-- TASK REQUIREMENTS --
The records sit below this line. Repeat all of them exactly.
══ SOURCE DATA ══
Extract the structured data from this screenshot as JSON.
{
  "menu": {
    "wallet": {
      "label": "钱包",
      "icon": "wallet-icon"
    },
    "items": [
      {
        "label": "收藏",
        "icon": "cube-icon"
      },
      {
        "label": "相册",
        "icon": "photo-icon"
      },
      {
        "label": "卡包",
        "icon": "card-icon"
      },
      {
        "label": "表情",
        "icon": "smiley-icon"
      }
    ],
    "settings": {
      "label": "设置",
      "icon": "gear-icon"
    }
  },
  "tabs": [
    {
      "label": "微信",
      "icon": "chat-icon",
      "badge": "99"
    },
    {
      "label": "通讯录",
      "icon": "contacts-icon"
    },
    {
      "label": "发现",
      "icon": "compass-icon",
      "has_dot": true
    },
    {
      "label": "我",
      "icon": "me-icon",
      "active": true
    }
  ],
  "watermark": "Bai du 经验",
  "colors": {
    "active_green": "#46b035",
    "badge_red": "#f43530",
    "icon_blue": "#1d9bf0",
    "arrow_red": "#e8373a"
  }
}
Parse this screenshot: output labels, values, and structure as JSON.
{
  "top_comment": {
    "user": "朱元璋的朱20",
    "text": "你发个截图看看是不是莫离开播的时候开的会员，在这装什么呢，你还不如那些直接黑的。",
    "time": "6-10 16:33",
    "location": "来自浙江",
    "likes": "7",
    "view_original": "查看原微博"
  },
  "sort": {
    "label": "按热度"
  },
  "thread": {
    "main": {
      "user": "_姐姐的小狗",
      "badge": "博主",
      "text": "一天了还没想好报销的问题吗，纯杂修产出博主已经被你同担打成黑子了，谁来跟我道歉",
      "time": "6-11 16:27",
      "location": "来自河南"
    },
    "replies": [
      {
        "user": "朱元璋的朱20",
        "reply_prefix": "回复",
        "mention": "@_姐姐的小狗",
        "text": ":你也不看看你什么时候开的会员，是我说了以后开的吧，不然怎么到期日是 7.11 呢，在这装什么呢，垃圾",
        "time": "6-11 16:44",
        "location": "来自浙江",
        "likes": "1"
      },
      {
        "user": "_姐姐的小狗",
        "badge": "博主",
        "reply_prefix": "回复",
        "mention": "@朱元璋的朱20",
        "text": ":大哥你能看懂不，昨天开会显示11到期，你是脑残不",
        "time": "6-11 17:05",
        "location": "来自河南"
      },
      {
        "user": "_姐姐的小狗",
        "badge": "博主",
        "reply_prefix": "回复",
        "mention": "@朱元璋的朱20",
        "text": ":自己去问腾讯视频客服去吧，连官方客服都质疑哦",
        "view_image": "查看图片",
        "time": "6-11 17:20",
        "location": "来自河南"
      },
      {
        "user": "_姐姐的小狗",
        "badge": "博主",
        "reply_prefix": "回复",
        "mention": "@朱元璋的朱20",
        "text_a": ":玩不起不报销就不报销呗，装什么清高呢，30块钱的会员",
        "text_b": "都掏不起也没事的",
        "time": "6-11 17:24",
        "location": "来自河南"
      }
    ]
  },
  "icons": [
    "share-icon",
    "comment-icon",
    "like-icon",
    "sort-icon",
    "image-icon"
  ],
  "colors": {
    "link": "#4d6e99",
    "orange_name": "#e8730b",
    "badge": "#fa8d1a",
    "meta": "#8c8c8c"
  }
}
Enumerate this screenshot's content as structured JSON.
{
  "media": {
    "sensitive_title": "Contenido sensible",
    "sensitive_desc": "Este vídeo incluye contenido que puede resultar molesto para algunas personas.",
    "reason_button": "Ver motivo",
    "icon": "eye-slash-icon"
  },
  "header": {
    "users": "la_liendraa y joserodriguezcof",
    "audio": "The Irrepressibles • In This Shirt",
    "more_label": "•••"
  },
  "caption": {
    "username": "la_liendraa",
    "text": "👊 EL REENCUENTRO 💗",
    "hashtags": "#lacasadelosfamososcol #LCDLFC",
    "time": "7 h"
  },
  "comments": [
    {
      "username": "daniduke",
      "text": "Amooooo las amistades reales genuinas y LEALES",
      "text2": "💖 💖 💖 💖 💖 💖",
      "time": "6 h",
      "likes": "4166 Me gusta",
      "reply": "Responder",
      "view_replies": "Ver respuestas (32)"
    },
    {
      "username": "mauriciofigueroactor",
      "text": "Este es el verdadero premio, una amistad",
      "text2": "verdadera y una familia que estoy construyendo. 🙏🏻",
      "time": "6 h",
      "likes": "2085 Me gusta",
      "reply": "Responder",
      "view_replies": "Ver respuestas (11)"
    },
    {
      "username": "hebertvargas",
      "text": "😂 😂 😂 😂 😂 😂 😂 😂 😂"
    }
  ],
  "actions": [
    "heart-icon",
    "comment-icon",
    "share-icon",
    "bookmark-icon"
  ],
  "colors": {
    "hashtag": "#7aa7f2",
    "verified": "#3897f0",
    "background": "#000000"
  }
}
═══
-- TASK ANSWER --
Extract the structured data from this screenshot as JSON.
{
  "menu": {
    "wallet": {
      "label": "钱包",
      "icon": "wallet-icon"
    },
    "items": [
      {
        "label": "收藏",
        "icon": "cube-icon"
      },
      {
        "label": "相册",
        "icon": "photo-icon"
      },
      {
        "label": "卡包",
        "icon": "card-icon"
      },
      {
        "label": "表情",
        "icon": "smiley-icon"
      }
    ],
    "settings": {
      "label": "设置",
      "icon": "gear-icon"
    }
  },
  "tabs": [
    {
      "label": "微信",
      "icon": "chat-icon",
      "badge": "99"
    },
    {
      "label": "通讯录",
      "icon": "contacts-icon"
    },
    {
      "label": "发现",
      "icon": "compass-icon",
      "has_dot": true
    },
    {
      "label": "我",
      "icon": "me-icon",
      "active": true
    }
  ],
  "watermark": "Bai du 经验",
  "colors": {
    "active_green": "#46b035",
    "badge_red": "#f43530",
    "icon_blue": "#1d9bf0",
    "arrow_red": "#e8373a"
  }
}
Parse this screenshot: output labels, values, and structure as JSON.
{
  "top_comment": {
    "user": "朱元璋的朱20",
    "text": "你发个截图看看是不是莫离开播的时候开的会员，在这装什么呢，你还不如那些直接黑的。",
    "time": "6-10 16:33",
    "location": "来自浙江",
    "likes": "7",
    "view_original": "查看原微博"
  },
  "sort": {
    "label": "按热度"
  },
  "thread": {
    "main": {
      "user": "_姐姐的小狗",
      "badge": "博主",
      "text": "一天了还没想好报销的问题吗，纯杂修产出博主已经被你同担打成黑子了，谁来跟我道歉",
      "time": "6-11 16:27",
      "location": "来自河南"
    },
    "replies": [
      {
        "user": "朱元璋的朱20",
        "reply_prefix": "回复",
        "mention": "@_姐姐的小狗",
        "text": ":你也不看看你什么时候开的会员，是我说了以后开的吧，不然怎么到期日是 7.11 呢，在这装什么呢，垃圾",
        "time": "6-11 16:44",
        "location": "来自浙江",
        "likes": "1"
      },
      {
        "user": "_姐姐的小狗",
        "badge": "博主",
        "reply_prefix": "回复",
        "mention": "@朱元璋的朱20",
        "text": ":大哥你能看懂不，昨天开会显示11到期，你是脑残不",
        "time": "6-11 17:05",
        "location": "来自河南"
      },
      {
        "user": "_姐姐的小狗",
        "badge": "博主",
        "reply_prefix": "回复",
        "mention": "@朱元璋的朱20",
        "text": ":自己去问腾讯视频客服去吧，连官方客服都质疑哦",
        "view_image": "查看图片",
        "time": "6-11 17:20",
        "location": "来自河南"
      },
      {
        "user": "_姐姐的小狗",
        "badge": "博主",
        "reply_prefix": "回复",
        "mention": "@朱元璋的朱20",
        "text_a": ":玩不起不报销就不报销呗，装什么清高呢，30块钱的会员",
        "text_b": "都掏不起也没事的",
        "time": "6-11 17:24",
        "location": "来自河南"
      }
    ]
  },
  "icons": [
    "share-icon",
    "comment-icon",
    "like-icon",
    "sort-icon",
    "image-icon"
  ],
  "colors": {
    "link": "#4d6e99",
    "orange_name": "#e8730b",
    "badge": "#fa8d1a",
    "meta": "#8c8c8c"
  }
}
Enumerate this screenshot's content as structured JSON.
{
  "media": {
    "sensitive_title": "Contenido sensible",
    "sensitive_desc": "Este vídeo incluye contenido que puede resultar molesto para algunas personas.",
    "reason_button": "Ver motivo",
    "icon": "eye-slash-icon"
  },
  "header": {
    "users": "la_liendraa y joserodriguezcof",
    "audio": "The Irrepressibles • In This Shirt",
    "more_label": "•••"
  },
  "caption": {
    "username": "la_liendraa",
    "text": "👊 EL REENCUENTRO 💗",
    "hashtags": "#lacasadelosfamososcol #LCDLFC",
    "time": "7 h"
  },
  "comments": [
    {
      "username": "daniduke",
      "text": "Amooooo las amistades reales genuinas y LEALES",
      "text2": "💖 💖 💖 💖 💖 💖",
      "time": "6 h",
      "likes": "4166 Me gusta",
      "reply": "Responder",
      "view_replies": "Ver respuestas (32)"
    },
    {
      "username": "mauriciofigueroactor",
      "text": "Este es el verdadero premio, una amistad",
      "text2": "verdadera y una familia que estoy construyendo. 🙏🏻",
      "time": "6 h",
      "likes": "2085 Me gusta",
      "reply": "Responder",
      "view_replies": "Ver respuestas (11)"
    },
    {
      "username": "hebertvargas",
      "text": "😂 😂 😂 😂 😂 😂 😂 😂 😂"
    }
  ],
  "actions": [
    "heart-icon",
    "comment-icon",
    "share-icon",
    "bookmark-icon"
  ],
  "colors": {
    "hashtag": "#7aa7f2",
    "verified": "#3897f0",
    "background": "#000000"
  }
}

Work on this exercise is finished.